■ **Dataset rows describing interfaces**
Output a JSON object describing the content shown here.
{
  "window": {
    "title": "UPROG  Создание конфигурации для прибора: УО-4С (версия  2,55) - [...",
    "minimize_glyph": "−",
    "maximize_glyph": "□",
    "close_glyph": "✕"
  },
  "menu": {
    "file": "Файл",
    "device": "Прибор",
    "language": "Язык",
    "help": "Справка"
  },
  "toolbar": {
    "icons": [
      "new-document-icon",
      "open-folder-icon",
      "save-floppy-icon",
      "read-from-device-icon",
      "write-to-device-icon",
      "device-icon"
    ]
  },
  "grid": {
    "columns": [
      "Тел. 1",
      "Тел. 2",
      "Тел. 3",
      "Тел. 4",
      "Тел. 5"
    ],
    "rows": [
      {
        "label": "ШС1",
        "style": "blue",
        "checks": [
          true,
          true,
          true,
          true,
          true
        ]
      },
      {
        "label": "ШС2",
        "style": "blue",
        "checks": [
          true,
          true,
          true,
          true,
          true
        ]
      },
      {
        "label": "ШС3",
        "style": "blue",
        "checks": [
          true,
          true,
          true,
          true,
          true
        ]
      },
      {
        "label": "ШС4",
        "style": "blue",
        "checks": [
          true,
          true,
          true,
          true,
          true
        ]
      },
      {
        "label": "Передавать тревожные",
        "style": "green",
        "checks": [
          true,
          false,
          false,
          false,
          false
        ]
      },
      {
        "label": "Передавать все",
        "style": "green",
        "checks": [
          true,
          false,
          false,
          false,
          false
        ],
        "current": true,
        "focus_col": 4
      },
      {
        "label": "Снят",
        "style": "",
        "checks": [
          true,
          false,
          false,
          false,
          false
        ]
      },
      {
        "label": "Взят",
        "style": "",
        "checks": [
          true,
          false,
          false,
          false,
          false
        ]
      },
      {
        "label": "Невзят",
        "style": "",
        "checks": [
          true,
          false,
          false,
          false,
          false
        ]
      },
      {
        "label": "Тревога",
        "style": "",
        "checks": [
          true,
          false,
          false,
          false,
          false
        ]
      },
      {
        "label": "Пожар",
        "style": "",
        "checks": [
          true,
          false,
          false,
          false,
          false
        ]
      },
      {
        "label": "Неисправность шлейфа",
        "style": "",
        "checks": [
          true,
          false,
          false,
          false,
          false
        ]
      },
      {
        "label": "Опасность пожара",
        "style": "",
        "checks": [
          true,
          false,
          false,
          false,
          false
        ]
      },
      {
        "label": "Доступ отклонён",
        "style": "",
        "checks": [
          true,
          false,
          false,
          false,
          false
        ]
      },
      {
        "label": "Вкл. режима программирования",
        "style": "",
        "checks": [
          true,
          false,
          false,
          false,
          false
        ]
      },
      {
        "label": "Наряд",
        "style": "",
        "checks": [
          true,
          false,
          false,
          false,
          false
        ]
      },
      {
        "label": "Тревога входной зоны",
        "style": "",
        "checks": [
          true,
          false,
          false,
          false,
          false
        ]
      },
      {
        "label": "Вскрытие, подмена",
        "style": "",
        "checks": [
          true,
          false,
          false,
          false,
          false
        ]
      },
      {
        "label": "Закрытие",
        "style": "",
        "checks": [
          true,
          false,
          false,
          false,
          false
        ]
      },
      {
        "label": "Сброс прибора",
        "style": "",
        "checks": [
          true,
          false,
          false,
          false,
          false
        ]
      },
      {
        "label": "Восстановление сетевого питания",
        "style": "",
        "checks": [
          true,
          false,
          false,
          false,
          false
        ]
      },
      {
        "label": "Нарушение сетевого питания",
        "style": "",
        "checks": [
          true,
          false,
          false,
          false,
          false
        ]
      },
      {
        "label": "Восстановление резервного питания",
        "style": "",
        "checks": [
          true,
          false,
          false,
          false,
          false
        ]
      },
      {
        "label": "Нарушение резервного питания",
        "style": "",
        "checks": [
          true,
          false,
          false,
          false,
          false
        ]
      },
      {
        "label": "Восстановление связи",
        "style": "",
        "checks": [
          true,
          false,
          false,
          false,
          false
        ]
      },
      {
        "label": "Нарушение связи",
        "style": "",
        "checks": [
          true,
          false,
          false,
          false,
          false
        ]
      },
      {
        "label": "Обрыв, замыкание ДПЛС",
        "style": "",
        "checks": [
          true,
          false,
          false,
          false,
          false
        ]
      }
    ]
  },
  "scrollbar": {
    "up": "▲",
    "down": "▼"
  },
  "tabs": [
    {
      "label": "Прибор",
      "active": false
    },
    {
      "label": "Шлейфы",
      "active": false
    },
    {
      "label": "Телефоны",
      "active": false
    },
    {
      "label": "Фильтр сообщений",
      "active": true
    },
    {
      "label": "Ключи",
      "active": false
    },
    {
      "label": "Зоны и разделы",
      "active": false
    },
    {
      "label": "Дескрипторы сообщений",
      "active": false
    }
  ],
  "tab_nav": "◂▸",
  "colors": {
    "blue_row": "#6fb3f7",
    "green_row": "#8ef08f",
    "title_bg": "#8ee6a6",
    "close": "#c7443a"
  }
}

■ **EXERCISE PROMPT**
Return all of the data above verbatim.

■ **RESULT FOR THIS EXERCISE**
Output a JSON object describing the content shown here.
{
  "window": {
    "title": "UPROG  Создание конфигурации для прибора: УО-4С (версия  2,55) - [...",
    "minimize_glyph": "−",
    "maximize_glyph": "□",
    "close_glyph": "✕"
  },
  "menu": {
    "file": "Файл",
    "device": "Прибор",
    "language": "Язык",
    "help": "Справка"
  },
  "toolbar": {
    "icons": [
      "new-document-icon",
      "open-folder-icon",
      "save-floppy-icon",
      "read-from-device-icon",
      "write-to-device-icon",
      "device-icon"
    ]
  },
  "grid": {
    "columns": [
      "Тел. 1",
      "Тел. 2",
      "Тел. 3",
      "Тел. 4",
      "Тел. 5"
    ],
    "rows": [
      {
        "label": "ШС1",
        "style": "blue",
        "checks": [
          true,
          true,
          true,
          true,
          true
        ]
      },
      {
        "label": "ШС2",
        "style": "blue",
        "checks": [
          true,
          true,
          true,
          true,
          true
        ]
      },
      {
        "label": "ШС3",
        "style": "blue",
        "checks": [
          true,
          true,
          true,
          true,
          true
        ]
      },
      {
        "label": "ШС4",
        "style": "blue",
        "checks": [
          true,
          true,
          true,
          true,
          true
        ]
      },
      {
        "label": "Передавать тревожные",
        "style": "green",
        "checks": [
          true,
          false,
          false,
          false,
          false
        ]
      },
      {
        "label": "Передавать все",
        "style": "green",
        "checks": [
          true,
          false,
          false,
          false,
          false
        ],
        "current": true,
        "focus_col": 4
      },
      {
        "label": "Снят",
        "style": "",
        "checks": [
          true,
          false,
          false,
          false,
          false
        ]
      },
      {
        "label": "Взят",
        "style": "",
        "checks": [
          true,
          false,
          false,
          false,
          false
        ]
      },
      {
        "label": "Невзят",
        "style": "",
        "checks": [
          true,
          false,
          false,
          false,
          false
        ]
      },
      {
        "label": "Тревога",
        "style": "",
        "checks": [
          true,
          false,
          false,
          false,
          false
        ]
      },
      {
        "label": "Пожар",
        "style": "",
        "checks": [
          true,
          false,
          false,
          false,
          false
        ]
      },
      {
        "label": "Неисправность шлейфа",
        "style": "",
        "checks": [
          true,
          false,
          false,
          false,
          false
        ]
      },
      {
        "label": "Опасность пожара",
        "style": "",
        "checks": [
          true,
          false,
          false,
          false,
          false
        ]
      },
      {
        "label": "Доступ отклонён",
        "style": "",
        "checks": [
          true,
          false,
          false,
          false,
          false
        ]
      },
      {
        "label": "Вкл. режима программирования",
        "style": "",
        "checks": [
          true,
          false,
          false,
          false,
          false
        ]
      },
      {
        "label": "Наряд",
        "style": "",
        "checks": [
          true,
          false,
          false,
          false,
          false
        ]
      },
      {
        "label": "Тревога входной зоны",
        "style": "",
        "checks": [
          true,
          false,
          false,
          false,
          false
        ]
      },
      {
        "label": "Вскрытие, подмена",
        "style": "",
        "checks": [
          true,
          false,
          false,
          false,
          false
        ]
      },
      {
        "label": "Закрытие",
        "style": "",
        "checks": [
          true,
          false,
          false,
          false,
          false
        ]
      },
      {
        "label": "Сброс прибора",
        "style": "",
        "checks": [
          true,
          false,
          false,
          false,
          false
        ]
      },
      {
        "label": "Восстановление сетевого питания",
        "style": "",
        "checks": [
          true,
          false,
          false,
          false,
          false
        ]
      },
      {
        "label": "Нарушение сетевого питания",
        "style": "",
        "checks": [
          true,
          false,
          false,
          false,
          false
        ]
      },
      {
        "label": "Восстановление резервного питания",
        "style": "",
        "checks": [
          true,
          false,
          false,
          false,
          false
        ]
      },
      {
        "label": "Нарушение резервного питания",
        "style": "",
        "checks": [
          true,
          false,
          false,
          false,
          false
        ]
      },
      {
        "label": "Восстановление связи",
        "style": "",
        "checks": [
          true,
          false,
          false,
          false,
          false
        ]
      },
      {
        "label": "Нарушение связи",
        "style": "",
        "checks": [
          true,
          false,
          false,
          false,
          false
        ]
      },
      {
        "label": "Обрыв, замыкание ДПЛС",
        "style": "",
        "checks": [
          true,
          false,
          false,
          false,
          false
        ]
      }
    ]
  },
  "scrollbar": {
    "up": "▲",
    "down": "▼"
  },
  "tabs": [
    {
      "label": "Прибор",
      "active": false
    },
    {
      "label": "Шлейфы",
      "active": false
    },
    {
      "label": "Телефоны",
      "active": false
    },
    {
      "label": "Фильтр сообщений",
      "active": true
    },
    {
      "label": "Ключи",
      "active": false
    },
    {
      "label": "Зоны и разделы",
      "active": false
    },
    {
      "label": "Дескрипторы сообщений",
      "active": false
    }
  ],
  "tab_nav": "◂▸",
  "colors": {
    "blue_row": "#6fb3f7",
    "green_row": "#8ef08f",
    "title_bg": "#8ee6a6",
    "close": "#c7443a"
  }
}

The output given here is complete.